Preparations and Experiments. The scientific community would gain
useful and valuable information from both the groundwork prior to
a Mars colony as well as the actual experiments performed on the
Preparations and Precautions:
1. Prior to colonizing on Mars, the plan should establish an artificial
environment, similar to the Biosphere 2 experiment in Arizona. What
kind of controlled environments would be required to grow plants
and recycle water? Can one mimic Earth's atmosphere and humidity?
2. Screen the space-shuttle/equipment/personnel for environmental
pathogens (e.g., bacterial, viral, fungal, retroviruses) before
take-off to decrease exposure to known organisms upon arrival;
3. Mission should include an immunologist among the early colony
members in order to assist with infectious outbreaks and to devise
vaccines for previously unknown organisms;
4. Consider testing all initial colony members for known disease
susceptibility genes due to high degree of required "inbreeding"
to perpetuate the species;
5. Consider issues of fertility testing and in-vitro fertilization.
6. Discuss and determine most important medications, hospital equipment,
and health personnel needed for the mission and specify the ideal
number and ages of colonists to send to Mars.
7. There is a T cell suppression (or at least a decrease in peripheral
blood T cells) with weightlessness. The months or years required
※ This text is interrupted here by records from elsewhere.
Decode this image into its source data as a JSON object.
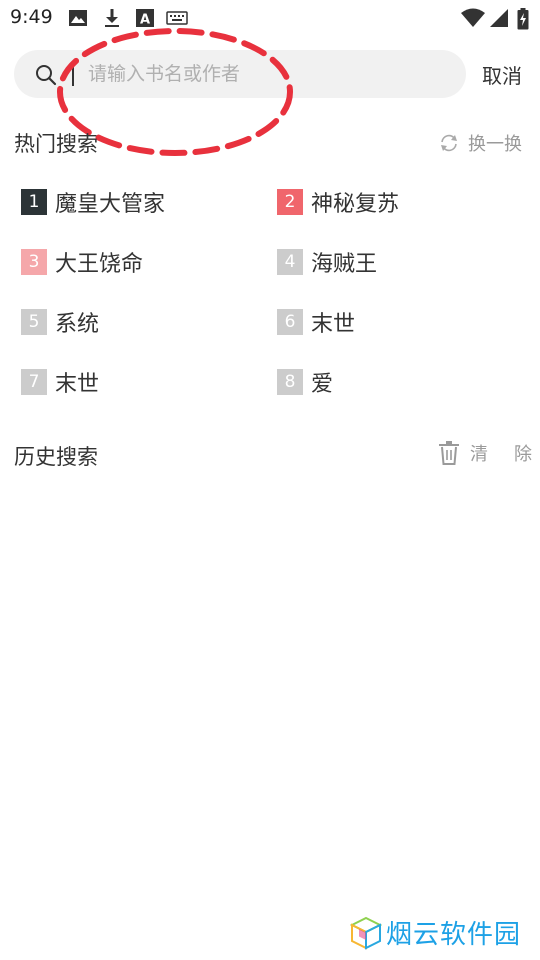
{
  "status_bar": {
    "time": "9:49",
    "icons": [
      "image-icon",
      "download-icon",
      "font-a-icon",
      "keyboard-icon",
      "wifi-icon",
      "signal-icon",
      "battery-charging-icon"
    ]
  },
  "search": {
    "placeholder": "请输入书名或作者",
    "value": "",
    "cancel_label": "取消",
    "annotation_color": "#e8313d"
  },
  "hot_search": {
    "title": "热门搜索",
    "refresh_label": "换一换",
    "items": [
      {
        "rank": "1",
        "title": "魔皇大管家",
        "rank_color": "#2c3437"
      },
      {
        "rank": "2",
        "title": "神秘复苏",
        "rank_color": "#f0666c"
      },
      {
        "rank": "3",
        "title": "大王饶命",
        "rank_color": "#f5a7aa"
      },
      {
        "rank": "4",
        "title": "海贼王",
        "rank_color": "#cccccc"
      },
      {
        "rank": "5",
        "title": "系统",
        "rank_color": "#cccccc"
      },
      {
        "rank": "6",
        "title": "末世",
        "rank_color": "#cccccc"
      },
      {
        "rank": "7",
        "title": "末世",
        "rank_color": "#cccccc"
      },
      {
        "rank": "8",
        "title": "爱",
        "rank_color": "#cccccc"
      }
    ]
  },
  "history": {
    "title": "历史搜索",
    "clear_label": "清　除"
  },
  "watermark": {
    "text": "烟云软件园",
    "color": "#1da1e6"
  }
}
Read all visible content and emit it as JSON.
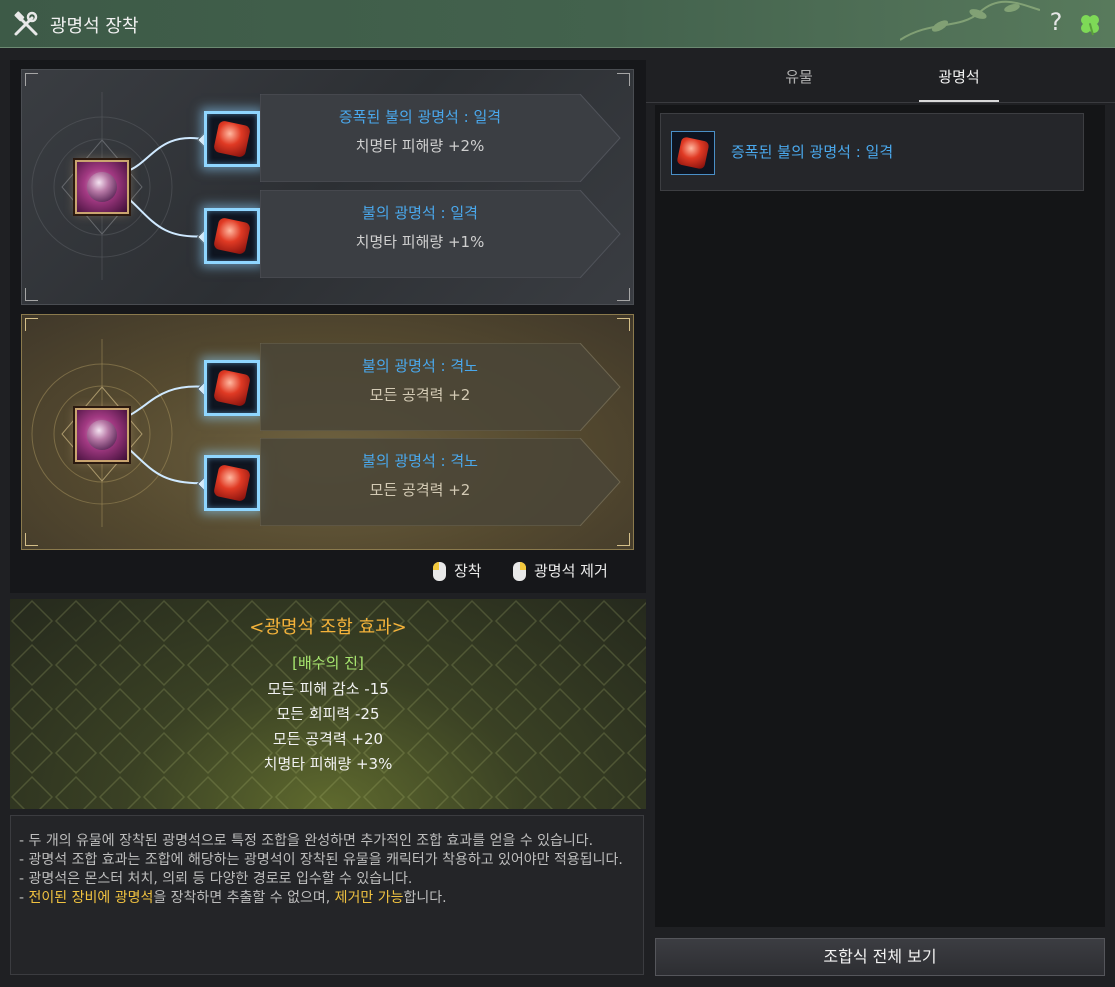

to get to Mars could leave travelers immunosuppressed and susceptible
to endogenous infections. This consideration must be addressed and
precautions taken before embarking on a Mars colonization effort.
8. Harold Muchmore, the recently decreased member of the Infectious
Diseases Section, studied colonists in Antarctica. Interestingly,
these people developed upper respiratory infections that swept through
the colony on a periodic basis throughout the winter. Apparently,
some viruses are carried by the colonists reactivate and become
infectious again in a carrier. They are then spread through contact.
While our friends on Mars are likely to be spared the yearly bout
of influenza, they are almost certain to develop infections with
other viruses which will make their stay there similar to our experience
here on Earth.
Experiments: What can we learn from Mars?
1. There is much less sunlight on Mars, so sunburn will be much
more difficult and the frequency of melanoma should be lower. However,
the lack of an ozone layer could actually raise the rate. Determining
whether immune suppression is important in melanoma is one undertaking
which could be learned from Mars. Fortunately, a spacesuit can easily
protect the user against UV radiation.
2. Mars' gravity must be different from ours: how will this affect
maintaining muscle tone or even internal organ functions of the
3. What are the implications of introducing E. coli and other organisms
carried by the colonists in Mars? Will they take root but develop
in different ways?
4. The allergens on Mars should be interesting. Dust organics and
inorganics might have chemical compositions not found on Earth and
be new antigens for our immune systems. Colonists might need an
antihistamine and nasal steroids. If there ever was life on Mars,
then it is very likely that allergens never seen on Earth would
be prevalent and poised to cause problems.
5. If there is life on Mars, are there pathogens for which we have
no natural immunity? Previously unencountered pathogens had a major
impact during colonization of the world; the colonists introduced
germs that decimated most native peoples, and occasionally the reverse
occurred. Are we prepared to address unknown pathogens? Are we capable
of using known methods to combat unknown germs?